AVAILABLE DATA START
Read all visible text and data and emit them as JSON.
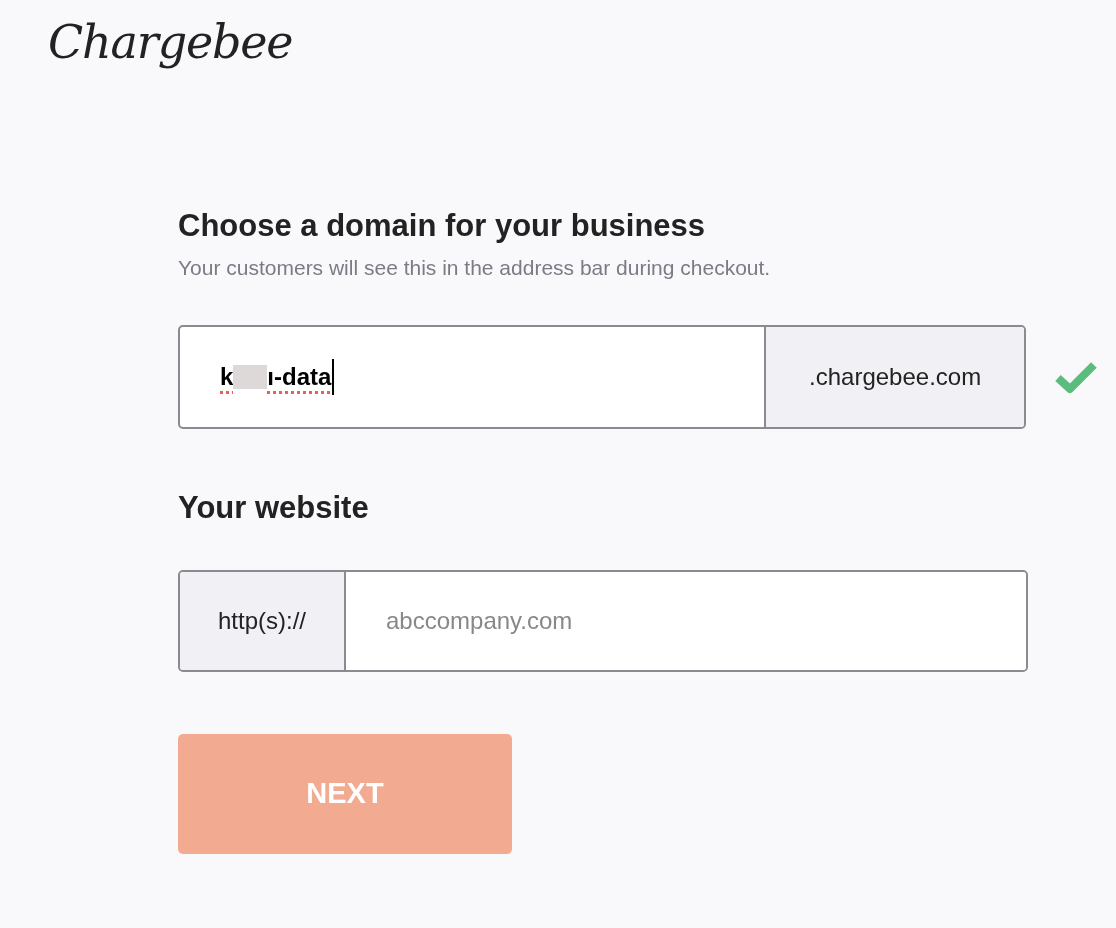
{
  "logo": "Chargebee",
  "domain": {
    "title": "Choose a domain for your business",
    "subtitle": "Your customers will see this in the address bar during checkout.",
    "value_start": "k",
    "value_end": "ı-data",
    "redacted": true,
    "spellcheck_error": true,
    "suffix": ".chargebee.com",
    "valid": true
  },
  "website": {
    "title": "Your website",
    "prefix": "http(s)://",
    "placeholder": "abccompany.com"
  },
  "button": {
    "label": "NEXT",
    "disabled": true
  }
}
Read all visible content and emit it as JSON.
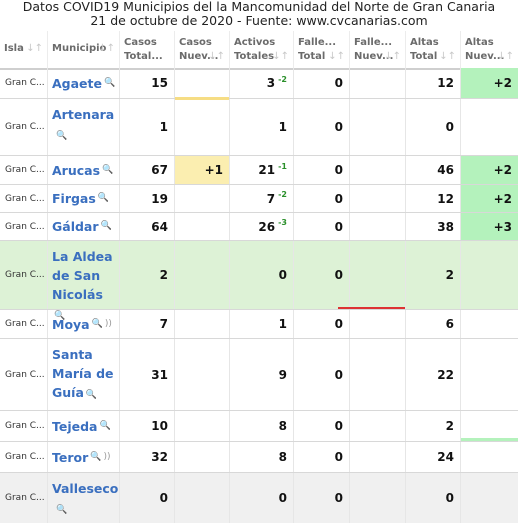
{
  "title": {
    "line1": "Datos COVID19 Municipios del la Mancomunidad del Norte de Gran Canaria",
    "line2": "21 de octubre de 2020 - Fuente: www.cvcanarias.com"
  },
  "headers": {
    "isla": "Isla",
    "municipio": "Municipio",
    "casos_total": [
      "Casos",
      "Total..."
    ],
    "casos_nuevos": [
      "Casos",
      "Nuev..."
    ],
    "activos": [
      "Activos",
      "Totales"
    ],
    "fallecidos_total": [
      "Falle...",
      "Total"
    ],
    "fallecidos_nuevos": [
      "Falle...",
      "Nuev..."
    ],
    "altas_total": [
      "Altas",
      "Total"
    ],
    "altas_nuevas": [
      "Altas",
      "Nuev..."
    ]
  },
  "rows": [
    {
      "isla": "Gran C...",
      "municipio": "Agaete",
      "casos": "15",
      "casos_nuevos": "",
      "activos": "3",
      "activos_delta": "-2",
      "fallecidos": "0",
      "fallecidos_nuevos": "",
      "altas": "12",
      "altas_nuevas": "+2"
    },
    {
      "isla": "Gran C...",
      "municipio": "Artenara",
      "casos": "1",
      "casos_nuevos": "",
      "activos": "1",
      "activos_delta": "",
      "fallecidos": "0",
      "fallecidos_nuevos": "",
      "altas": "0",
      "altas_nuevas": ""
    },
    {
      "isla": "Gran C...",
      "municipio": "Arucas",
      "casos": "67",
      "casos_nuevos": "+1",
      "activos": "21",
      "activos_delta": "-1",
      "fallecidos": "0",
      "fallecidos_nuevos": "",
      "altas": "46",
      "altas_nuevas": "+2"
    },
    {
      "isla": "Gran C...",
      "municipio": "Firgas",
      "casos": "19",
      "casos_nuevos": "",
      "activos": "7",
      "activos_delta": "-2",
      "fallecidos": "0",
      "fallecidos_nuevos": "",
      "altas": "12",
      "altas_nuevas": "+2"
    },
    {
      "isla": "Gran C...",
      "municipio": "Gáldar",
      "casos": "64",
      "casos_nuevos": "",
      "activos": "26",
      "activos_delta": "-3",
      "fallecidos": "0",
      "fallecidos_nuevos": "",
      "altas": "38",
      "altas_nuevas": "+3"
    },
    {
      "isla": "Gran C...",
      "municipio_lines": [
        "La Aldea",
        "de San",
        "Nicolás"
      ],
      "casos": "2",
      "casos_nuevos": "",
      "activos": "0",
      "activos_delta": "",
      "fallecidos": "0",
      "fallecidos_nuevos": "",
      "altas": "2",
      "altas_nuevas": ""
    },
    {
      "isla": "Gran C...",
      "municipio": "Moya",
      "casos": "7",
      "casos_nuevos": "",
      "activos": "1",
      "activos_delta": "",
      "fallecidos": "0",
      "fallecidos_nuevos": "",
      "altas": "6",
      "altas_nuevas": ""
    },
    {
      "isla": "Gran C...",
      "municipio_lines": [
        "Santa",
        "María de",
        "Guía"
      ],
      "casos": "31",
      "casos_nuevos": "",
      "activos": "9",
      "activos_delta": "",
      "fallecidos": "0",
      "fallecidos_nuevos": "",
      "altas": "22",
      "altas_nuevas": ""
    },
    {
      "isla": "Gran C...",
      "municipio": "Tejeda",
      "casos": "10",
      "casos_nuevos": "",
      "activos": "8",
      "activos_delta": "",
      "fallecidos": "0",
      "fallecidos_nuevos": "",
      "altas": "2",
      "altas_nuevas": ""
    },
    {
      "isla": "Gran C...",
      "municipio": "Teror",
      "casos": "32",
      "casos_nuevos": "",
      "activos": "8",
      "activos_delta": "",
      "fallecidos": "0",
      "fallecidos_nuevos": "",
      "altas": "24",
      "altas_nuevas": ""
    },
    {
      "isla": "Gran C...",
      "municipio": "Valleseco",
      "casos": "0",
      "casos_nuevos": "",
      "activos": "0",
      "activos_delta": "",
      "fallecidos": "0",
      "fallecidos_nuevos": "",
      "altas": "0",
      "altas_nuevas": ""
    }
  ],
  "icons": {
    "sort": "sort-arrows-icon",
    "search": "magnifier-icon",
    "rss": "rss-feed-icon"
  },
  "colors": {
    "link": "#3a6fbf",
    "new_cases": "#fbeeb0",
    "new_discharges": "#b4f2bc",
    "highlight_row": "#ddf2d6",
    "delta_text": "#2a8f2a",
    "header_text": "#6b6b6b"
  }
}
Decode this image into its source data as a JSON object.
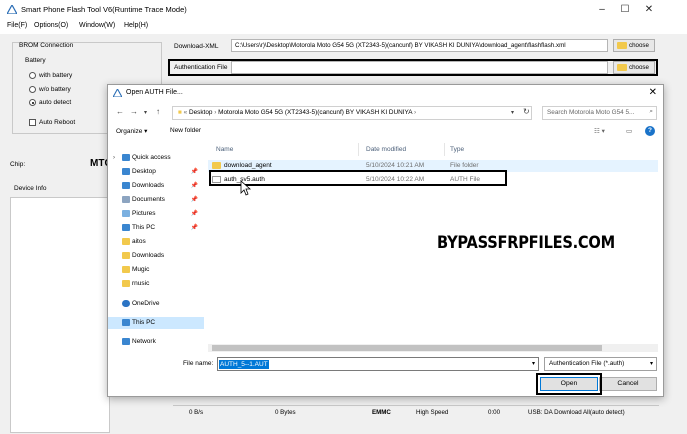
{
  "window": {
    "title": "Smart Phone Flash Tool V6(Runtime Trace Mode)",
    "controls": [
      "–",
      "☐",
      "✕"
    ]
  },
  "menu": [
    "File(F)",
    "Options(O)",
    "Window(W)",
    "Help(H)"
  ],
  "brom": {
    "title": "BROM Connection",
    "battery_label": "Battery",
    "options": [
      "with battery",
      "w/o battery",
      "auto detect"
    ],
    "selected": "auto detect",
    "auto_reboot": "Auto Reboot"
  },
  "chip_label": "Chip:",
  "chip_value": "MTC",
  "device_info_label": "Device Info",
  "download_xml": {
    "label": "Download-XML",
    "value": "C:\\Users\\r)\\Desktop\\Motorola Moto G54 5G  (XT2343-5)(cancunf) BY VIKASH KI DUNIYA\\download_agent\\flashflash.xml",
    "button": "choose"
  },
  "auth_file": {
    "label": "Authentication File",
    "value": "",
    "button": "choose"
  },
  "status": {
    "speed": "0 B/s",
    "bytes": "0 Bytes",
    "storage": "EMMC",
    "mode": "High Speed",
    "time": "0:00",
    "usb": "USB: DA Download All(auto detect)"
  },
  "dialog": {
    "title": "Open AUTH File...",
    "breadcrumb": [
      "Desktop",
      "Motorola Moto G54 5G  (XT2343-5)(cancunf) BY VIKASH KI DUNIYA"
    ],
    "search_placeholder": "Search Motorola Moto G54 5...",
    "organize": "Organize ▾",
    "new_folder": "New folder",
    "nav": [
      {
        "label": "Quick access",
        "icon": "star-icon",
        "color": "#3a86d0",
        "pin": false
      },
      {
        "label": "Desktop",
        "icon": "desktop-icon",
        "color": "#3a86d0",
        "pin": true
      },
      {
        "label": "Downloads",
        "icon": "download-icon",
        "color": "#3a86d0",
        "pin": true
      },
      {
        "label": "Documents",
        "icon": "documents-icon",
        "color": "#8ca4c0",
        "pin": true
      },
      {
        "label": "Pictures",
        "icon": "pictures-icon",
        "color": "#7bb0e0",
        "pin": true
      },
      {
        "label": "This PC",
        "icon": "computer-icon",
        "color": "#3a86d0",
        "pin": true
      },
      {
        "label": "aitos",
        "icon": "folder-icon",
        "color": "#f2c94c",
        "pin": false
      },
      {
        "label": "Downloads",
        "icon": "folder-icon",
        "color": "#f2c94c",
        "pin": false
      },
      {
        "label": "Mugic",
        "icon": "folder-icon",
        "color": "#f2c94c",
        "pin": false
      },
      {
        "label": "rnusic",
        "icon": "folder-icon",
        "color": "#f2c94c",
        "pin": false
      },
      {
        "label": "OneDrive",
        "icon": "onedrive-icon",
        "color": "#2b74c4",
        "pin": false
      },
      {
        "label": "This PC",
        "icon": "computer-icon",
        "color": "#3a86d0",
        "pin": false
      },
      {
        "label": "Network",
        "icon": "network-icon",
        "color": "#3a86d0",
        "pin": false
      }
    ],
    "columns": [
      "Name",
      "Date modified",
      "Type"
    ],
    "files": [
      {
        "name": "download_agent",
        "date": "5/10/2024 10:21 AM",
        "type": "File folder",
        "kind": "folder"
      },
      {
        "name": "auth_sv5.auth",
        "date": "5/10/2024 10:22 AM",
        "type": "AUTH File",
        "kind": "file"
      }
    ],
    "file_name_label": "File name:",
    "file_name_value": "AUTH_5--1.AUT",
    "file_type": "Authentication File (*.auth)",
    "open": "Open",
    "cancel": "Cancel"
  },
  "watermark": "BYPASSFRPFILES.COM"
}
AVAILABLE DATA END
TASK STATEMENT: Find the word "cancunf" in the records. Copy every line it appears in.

OUTPUT:
    "value": "C:\\Users\\r)\\Desktop\\Motorola Moto G54 5G  (XT2343-5)(cancunf) BY VIKASH KI DUNIYA\\download_agent\\flashflash.xml",
      "Motorola Moto G54 5G  (XT2343-5)(cancunf) BY VIKASH KI DUNIYA"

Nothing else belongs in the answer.